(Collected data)

============

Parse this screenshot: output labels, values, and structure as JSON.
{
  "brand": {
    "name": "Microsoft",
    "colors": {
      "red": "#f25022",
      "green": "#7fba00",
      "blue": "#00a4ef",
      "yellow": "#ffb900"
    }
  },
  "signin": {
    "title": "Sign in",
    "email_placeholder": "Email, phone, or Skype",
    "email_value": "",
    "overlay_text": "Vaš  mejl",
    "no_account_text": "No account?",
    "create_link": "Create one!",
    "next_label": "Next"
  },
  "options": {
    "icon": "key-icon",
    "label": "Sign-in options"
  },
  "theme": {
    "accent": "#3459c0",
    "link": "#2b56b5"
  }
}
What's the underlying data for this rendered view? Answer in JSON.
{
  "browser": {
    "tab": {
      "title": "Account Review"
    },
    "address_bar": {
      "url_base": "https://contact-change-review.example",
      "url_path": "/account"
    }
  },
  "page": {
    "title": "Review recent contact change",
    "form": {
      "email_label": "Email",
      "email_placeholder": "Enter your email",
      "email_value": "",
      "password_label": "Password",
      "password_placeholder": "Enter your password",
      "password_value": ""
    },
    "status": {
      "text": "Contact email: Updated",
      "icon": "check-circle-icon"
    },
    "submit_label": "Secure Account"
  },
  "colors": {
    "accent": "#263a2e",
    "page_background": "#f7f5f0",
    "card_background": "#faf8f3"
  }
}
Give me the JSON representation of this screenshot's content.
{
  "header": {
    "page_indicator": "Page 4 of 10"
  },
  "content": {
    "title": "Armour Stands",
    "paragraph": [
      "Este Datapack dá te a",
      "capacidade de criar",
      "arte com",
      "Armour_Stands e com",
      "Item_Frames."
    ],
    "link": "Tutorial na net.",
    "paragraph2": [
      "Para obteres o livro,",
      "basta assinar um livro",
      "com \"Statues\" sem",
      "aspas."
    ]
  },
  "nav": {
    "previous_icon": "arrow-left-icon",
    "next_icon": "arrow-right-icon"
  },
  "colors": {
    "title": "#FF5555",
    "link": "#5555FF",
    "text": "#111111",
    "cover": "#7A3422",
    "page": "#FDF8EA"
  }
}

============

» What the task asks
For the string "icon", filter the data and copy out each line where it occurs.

» Exercise response
    "icon": "key-icon",
      "icon": "check-circle-icon"
    "previous_icon": "arrow-left-icon",
    "next_icon": "arrow-right-icon"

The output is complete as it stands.